Moreover, horses live a little longer than ducks (25-30 years compared to about 20 years, according to a quick google). Insofar as I think we should care not about number of lives saved, but number of quality-adjusted life-years saved, then saving the duck-sized horses is clearly going to have the bigger impact.
What is the most insightful book on effective altruism that you would recommend to someone already familiar with the basics (e.g. someone who has read Doing Good Better) who wanted to learn more?
If you’d like more reading material, I recommend the excellent Effective Altruism handbook.
Perhaps the best way to take the next step to further engage with the movement is to talk with friends and effective altruists about these ideas. Whether online at the EA Forum on in person at you’re local effective altruism meetup, there really is no replacement for discussing these ideas with others who are like-minded.
What do you look for when choosing a charity to donate to? Also, how do you feel about volunteering or donating resources as opposed to money?
In Doing Good Better I give a framework for assessing different charities.
The key aspects are: 1. How cost-effective is the program/cause that the charity is working on? 2. How well-run is the charity? 3. Does the charity actually need additional money? What would thay money be used to do?
Donating resources is generally a bad idea unless you’re going to throw them out anyway – instead you should just give cash which has much lower overheads.
Volunteering can be great but it depends – there’s a management cost to volunteers, and so you can be net negative for a charity. Anecdotally I’ve heard charities taking volunteers just because they’re more likely to donate afterwards.
What are your thoughts on the western world paying reparations for the conquering and pillaging that went on? Linked to that, are you in favour of radically redistributing wealth to poorer countries and within individual societies themselves?
I’ve done a bunch of thinking about reparations in the past. I would really like the argument to work, because it would be an additional argument for global distribution, but I don’t think it quite does. The reason is that the people in poverty who exist today wouldn’t have existed were it not for the atrocities that the European countries committed in the course of colonialism. (There would be people in poor countries, but they would be different people.) So we can’t say that those people have been harmed by colonialism; and you need to be able to make that claim for the reparations argument to work.
However, there is a different (related) argument. Which is that most of the money we make is based on the inherited infrastructure that was build on the fruits of injustice. So I don’t think we have any just claim to the resources and infrastructure we inherit; and those determine 80% of our earnings over the course of our lives. It’s like we’ve luckily found a briefcase full of money that fell out the trunk of a getaway car. Given this, it seems the right thing to do (given that we can’t return the money) is to use it to do whatever will do the most good.
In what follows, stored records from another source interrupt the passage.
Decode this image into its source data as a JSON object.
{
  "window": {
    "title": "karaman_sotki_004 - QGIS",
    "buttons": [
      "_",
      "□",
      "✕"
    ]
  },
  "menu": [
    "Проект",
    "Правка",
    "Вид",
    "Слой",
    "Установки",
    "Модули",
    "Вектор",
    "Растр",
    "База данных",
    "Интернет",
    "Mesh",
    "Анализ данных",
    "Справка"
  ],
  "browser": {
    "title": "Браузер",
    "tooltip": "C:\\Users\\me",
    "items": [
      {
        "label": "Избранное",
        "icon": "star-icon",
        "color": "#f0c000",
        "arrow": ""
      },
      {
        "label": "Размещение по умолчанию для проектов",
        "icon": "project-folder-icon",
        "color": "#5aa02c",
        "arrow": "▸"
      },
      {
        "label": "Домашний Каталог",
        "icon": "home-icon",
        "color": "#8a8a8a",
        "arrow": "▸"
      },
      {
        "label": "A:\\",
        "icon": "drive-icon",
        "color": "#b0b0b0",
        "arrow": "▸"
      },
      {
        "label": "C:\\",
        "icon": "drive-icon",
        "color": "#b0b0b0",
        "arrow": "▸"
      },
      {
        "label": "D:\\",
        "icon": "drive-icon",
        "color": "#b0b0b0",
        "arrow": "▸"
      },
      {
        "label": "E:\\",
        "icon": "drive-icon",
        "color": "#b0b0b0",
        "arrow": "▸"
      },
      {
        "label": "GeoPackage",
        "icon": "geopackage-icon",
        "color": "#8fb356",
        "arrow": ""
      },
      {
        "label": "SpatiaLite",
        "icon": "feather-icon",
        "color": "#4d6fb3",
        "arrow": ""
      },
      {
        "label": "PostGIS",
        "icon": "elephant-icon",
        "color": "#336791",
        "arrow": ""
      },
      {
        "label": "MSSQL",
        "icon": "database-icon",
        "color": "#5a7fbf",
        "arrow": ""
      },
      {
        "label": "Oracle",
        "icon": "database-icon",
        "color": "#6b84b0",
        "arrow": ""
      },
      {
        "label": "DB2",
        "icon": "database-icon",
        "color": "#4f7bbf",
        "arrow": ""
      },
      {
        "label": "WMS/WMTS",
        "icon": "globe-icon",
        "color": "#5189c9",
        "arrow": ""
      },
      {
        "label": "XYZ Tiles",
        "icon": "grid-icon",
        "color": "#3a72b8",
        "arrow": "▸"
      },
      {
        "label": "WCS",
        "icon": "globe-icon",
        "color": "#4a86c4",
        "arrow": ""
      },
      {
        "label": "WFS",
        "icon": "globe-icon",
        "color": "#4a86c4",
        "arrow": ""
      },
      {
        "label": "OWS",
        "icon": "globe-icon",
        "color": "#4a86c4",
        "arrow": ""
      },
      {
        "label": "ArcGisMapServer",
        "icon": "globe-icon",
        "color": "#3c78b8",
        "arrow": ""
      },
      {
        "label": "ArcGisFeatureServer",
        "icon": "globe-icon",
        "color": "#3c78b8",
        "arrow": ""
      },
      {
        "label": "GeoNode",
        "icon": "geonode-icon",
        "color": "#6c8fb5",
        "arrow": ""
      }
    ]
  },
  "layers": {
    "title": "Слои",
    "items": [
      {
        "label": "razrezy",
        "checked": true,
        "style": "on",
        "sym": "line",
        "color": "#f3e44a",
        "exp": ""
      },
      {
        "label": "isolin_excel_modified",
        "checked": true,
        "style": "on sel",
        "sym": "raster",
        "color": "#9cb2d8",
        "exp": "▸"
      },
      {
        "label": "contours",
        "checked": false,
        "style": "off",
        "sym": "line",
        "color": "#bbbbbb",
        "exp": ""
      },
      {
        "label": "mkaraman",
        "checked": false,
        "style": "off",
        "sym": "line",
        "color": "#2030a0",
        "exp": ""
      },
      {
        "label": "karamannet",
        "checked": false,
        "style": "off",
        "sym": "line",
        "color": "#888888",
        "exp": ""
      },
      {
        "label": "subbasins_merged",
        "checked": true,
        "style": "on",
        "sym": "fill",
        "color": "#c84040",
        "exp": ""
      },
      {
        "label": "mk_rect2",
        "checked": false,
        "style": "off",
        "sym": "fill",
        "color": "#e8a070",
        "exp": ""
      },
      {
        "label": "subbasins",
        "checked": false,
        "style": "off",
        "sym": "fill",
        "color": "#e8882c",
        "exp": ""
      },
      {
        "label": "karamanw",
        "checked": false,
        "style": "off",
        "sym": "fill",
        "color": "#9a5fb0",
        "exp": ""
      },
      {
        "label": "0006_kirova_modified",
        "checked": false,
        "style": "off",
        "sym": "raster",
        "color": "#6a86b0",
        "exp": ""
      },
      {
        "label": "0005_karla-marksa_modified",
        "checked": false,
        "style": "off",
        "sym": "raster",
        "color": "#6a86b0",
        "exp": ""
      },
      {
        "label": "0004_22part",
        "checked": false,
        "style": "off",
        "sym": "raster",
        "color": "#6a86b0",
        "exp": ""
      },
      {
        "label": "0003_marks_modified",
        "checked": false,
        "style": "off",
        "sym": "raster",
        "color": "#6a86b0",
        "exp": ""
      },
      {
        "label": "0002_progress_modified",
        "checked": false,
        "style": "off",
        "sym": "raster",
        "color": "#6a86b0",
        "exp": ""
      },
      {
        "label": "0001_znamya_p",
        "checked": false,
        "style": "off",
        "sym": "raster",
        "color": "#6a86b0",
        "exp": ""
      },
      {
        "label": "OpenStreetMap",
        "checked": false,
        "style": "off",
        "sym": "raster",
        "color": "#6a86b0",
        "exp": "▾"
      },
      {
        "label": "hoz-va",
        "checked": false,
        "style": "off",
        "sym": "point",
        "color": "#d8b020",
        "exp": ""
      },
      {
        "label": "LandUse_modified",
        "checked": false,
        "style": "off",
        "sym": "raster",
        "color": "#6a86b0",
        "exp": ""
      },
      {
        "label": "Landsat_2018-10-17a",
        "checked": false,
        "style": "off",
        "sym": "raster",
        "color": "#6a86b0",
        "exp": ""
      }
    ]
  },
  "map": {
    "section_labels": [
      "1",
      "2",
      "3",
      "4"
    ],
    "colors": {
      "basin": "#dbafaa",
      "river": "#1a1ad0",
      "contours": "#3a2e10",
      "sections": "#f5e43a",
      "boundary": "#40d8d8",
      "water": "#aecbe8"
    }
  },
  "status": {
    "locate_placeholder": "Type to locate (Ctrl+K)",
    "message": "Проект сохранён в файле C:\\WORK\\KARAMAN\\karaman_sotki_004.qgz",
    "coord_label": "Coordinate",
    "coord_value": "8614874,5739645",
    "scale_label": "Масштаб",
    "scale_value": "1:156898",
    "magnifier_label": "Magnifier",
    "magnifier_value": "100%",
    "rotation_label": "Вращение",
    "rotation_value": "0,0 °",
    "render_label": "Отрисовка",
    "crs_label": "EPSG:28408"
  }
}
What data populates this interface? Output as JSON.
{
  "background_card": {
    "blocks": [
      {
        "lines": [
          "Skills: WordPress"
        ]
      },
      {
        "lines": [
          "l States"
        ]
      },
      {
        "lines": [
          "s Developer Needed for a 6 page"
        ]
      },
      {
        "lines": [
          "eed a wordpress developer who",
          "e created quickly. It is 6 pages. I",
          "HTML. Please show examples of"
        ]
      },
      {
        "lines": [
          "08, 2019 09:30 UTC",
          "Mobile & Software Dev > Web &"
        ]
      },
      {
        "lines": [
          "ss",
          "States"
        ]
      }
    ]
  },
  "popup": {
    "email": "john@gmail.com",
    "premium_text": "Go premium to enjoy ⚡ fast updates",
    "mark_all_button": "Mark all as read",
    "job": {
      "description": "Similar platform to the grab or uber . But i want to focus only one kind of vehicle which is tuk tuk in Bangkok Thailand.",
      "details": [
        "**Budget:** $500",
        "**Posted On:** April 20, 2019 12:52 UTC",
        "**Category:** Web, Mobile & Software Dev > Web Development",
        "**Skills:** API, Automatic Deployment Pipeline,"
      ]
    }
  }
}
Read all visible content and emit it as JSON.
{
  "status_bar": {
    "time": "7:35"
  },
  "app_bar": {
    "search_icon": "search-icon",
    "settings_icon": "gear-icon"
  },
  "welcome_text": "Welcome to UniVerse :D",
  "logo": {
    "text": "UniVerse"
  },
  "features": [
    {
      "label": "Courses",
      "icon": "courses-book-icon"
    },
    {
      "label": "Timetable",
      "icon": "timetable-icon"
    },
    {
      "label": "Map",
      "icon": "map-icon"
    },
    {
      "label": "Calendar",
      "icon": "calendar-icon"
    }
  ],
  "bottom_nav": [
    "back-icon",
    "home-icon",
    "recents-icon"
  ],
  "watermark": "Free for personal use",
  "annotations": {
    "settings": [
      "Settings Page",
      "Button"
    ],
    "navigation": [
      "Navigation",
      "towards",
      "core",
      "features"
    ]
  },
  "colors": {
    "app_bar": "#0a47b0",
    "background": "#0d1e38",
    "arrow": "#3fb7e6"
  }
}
I’m in favour of much greater redistribution from richer to poorer countries – basically as much as would not compromise the sustainable long term growth of the global economy. I don’t know what % that is, but I bet it’s greater than 0.7%.
Are you optimistic about the way the world is heading and what do you think are the biggest problems facing the world?
I’m optimistic about the world. I think the biggest negatives from human progress – which has overall been astounding – are from factory farming and catastrophic risks from new technologies (e.g. the risk of nuclear war as a result of fission technology).